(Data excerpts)
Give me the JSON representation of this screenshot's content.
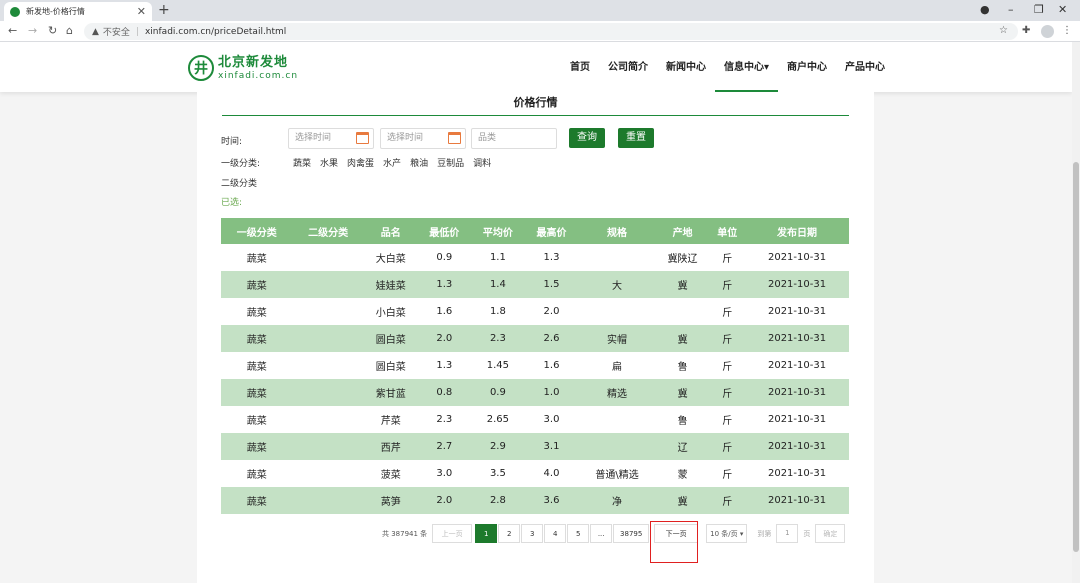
{
  "browser": {
    "tab_title": "新发地-价格行情",
    "tab_close": "✕",
    "new_tab": "+",
    "insecure_label": "不安全",
    "url": "xinfadi.com.cn/priceDetail.html"
  },
  "site": {
    "logo_cn": "北京新发地",
    "logo_en": "xinfadi.com.cn",
    "nav": [
      "首页",
      "公司简介",
      "新闻中心",
      "信息中心▾",
      "商户中心",
      "产品中心"
    ]
  },
  "filters": {
    "title": "价格行情",
    "time_label": "时间:",
    "date_placeholder": "选择时间",
    "category_placeholder": "品类",
    "query_button": "查询",
    "reset_button": "重置",
    "level1_label": "一级分类:",
    "level1_options": [
      "蔬菜",
      "水果",
      "肉禽蛋",
      "水产",
      "粮油",
      "豆制品",
      "调料"
    ],
    "level2_label": "二级分类",
    "selected_label": "已选:"
  },
  "table": {
    "headers": [
      "一级分类",
      "二级分类",
      "品名",
      "最低价",
      "平均价",
      "最高价",
      "规格",
      "产地",
      "单位",
      "发布日期"
    ],
    "rows": [
      [
        "蔬菜",
        "",
        "大白菜",
        "0.9",
        "1.1",
        "1.3",
        "",
        "冀陕辽",
        "斤",
        "2021-10-31"
      ],
      [
        "蔬菜",
        "",
        "娃娃菜",
        "1.3",
        "1.4",
        "1.5",
        "大",
        "冀",
        "斤",
        "2021-10-31"
      ],
      [
        "蔬菜",
        "",
        "小白菜",
        "1.6",
        "1.8",
        "2.0",
        "",
        "",
        "斤",
        "2021-10-31"
      ],
      [
        "蔬菜",
        "",
        "圆白菜",
        "2.0",
        "2.3",
        "2.6",
        "实帽",
        "冀",
        "斤",
        "2021-10-31"
      ],
      [
        "蔬菜",
        "",
        "圆白菜",
        "1.3",
        "1.45",
        "1.6",
        "扁",
        "鲁",
        "斤",
        "2021-10-31"
      ],
      [
        "蔬菜",
        "",
        "紫甘蓝",
        "0.8",
        "0.9",
        "1.0",
        "精选",
        "冀",
        "斤",
        "2021-10-31"
      ],
      [
        "蔬菜",
        "",
        "芹菜",
        "2.3",
        "2.65",
        "3.0",
        "",
        "鲁",
        "斤",
        "2021-10-31"
      ],
      [
        "蔬菜",
        "",
        "西芹",
        "2.7",
        "2.9",
        "3.1",
        "",
        "辽",
        "斤",
        "2021-10-31"
      ],
      [
        "蔬菜",
        "",
        "菠菜",
        "3.0",
        "3.5",
        "4.0",
        "普通\\精选",
        "蒙",
        "斤",
        "2021-10-31"
      ],
      [
        "蔬菜",
        "",
        "莴笋",
        "2.0",
        "2.8",
        "3.6",
        "净",
        "冀",
        "斤",
        "2021-10-31"
      ]
    ]
  },
  "pagination": {
    "total": "共 387941 条",
    "prev": "上一页",
    "pages": [
      "1",
      "2",
      "3",
      "4",
      "5",
      "...",
      "38795"
    ],
    "current": "1",
    "next": "下一页",
    "page_size": "10 条/页 ▾",
    "goto_label": "到第",
    "goto_value": "1",
    "page_unit": "页",
    "confirm": "确定"
  },
  "colors": {
    "brand_green": "#1d7a2c",
    "table_header": "#84bf82",
    "row_stripe": "#c4e1c5",
    "highlight_box": "#e02020"
  }
}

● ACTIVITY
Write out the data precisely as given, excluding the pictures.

● FINISHED TASK
Give me the JSON representation of this screenshot's content.
{
  "browser": {
    "tab_title": "新发地-价格行情",
    "tab_close": "✕",
    "new_tab": "+",
    "insecure_label": "不安全",
    "url": "xinfadi.com.cn/priceDetail.html"
  },
  "site": {
    "logo_cn": "北京新发地",
    "logo_en": "xinfadi.com.cn",
    "nav": [
      "首页",
      "公司简介",
      "新闻中心",
      "信息中心▾",
      "商户中心",
      "产品中心"
    ]
  },
  "filters": {
    "title": "价格行情",
    "time_label": "时间:",
    "date_placeholder": "选择时间",
    "category_placeholder": "品类",
    "query_button": "查询",
    "reset_button": "重置",
    "level1_label": "一级分类:",
    "level1_options": [
      "蔬菜",
      "水果",
      "肉禽蛋",
      "水产",
      "粮油",
      "豆制品",
      "调料"
    ],
    "level2_label": "二级分类",
    "selected_label": "已选:"
  },
  "table": {
    "headers": [
      "一级分类",
      "二级分类",
      "品名",
      "最低价",
      "平均价",
      "最高价",
      "规格",
      "产地",
      "单位",
      "发布日期"
    ],
    "rows": [
      [
        "蔬菜",
        "",
        "大白菜",
        "0.9",
        "1.1",
        "1.3",
        "",
        "冀陕辽",
        "斤",
        "2021-10-31"
      ],
      [
        "蔬菜",
        "",
        "娃娃菜",
        "1.3",
        "1.4",
        "1.5",
        "大",
        "冀",
        "斤",
        "2021-10-31"
      ],
      [
        "蔬菜",
        "",
        "小白菜",
        "1.6",
        "1.8",
        "2.0",
        "",
        "",
        "斤",
        "2021-10-31"
      ],
      [
        "蔬菜",
        "",
        "圆白菜",
        "2.0",
        "2.3",
        "2.6",
        "实帽",
        "冀",
        "斤",
        "2021-10-31"
      ],
      [
        "蔬菜",
        "",
        "圆白菜",
        "1.3",
        "1.45",
        "1.6",
        "扁",
        "鲁",
        "斤",
        "2021-10-31"
      ],
      [
        "蔬菜",
        "",
        "紫甘蓝",
        "0.8",
        "0.9",
        "1.0",
        "精选",
        "冀",
        "斤",
        "2021-10-31"
      ],
      [
        "蔬菜",
        "",
        "芹菜",
        "2.3",
        "2.65",
        "3.0",
        "",
        "鲁",
        "斤",
        "2021-10-31"
      ],
      [
        "蔬菜",
        "",
        "西芹",
        "2.7",
        "2.9",
        "3.1",
        "",
        "辽",
        "斤",
        "2021-10-31"
      ],
      [
        "蔬菜",
        "",
        "菠菜",
        "3.0",
        "3.5",
        "4.0",
        "普通\\精选",
        "蒙",
        "斤",
        "2021-10-31"
      ],
      [
        "蔬菜",
        "",
        "莴笋",
        "2.0",
        "2.8",
        "3.6",
        "净",
        "冀",
        "斤",
        "2021-10-31"
      ]
    ]
  },
  "pagination": {
    "total": "共 387941 条",
    "prev": "上一页",
    "pages": [
      "1",
      "2",
      "3",
      "4",
      "5",
      "...",
      "38795"
    ],
    "current": "1",
    "next": "下一页",
    "page_size": "10 条/页 ▾",
    "goto_label": "到第",
    "goto_value": "1",
    "page_unit": "页",
    "confirm": "确定"
  },
  "colors": {
    "brand_green": "#1d7a2c",
    "table_header": "#84bf82",
    "row_stripe": "#c4e1c5",
    "highlight_box": "#e02020"
  }
}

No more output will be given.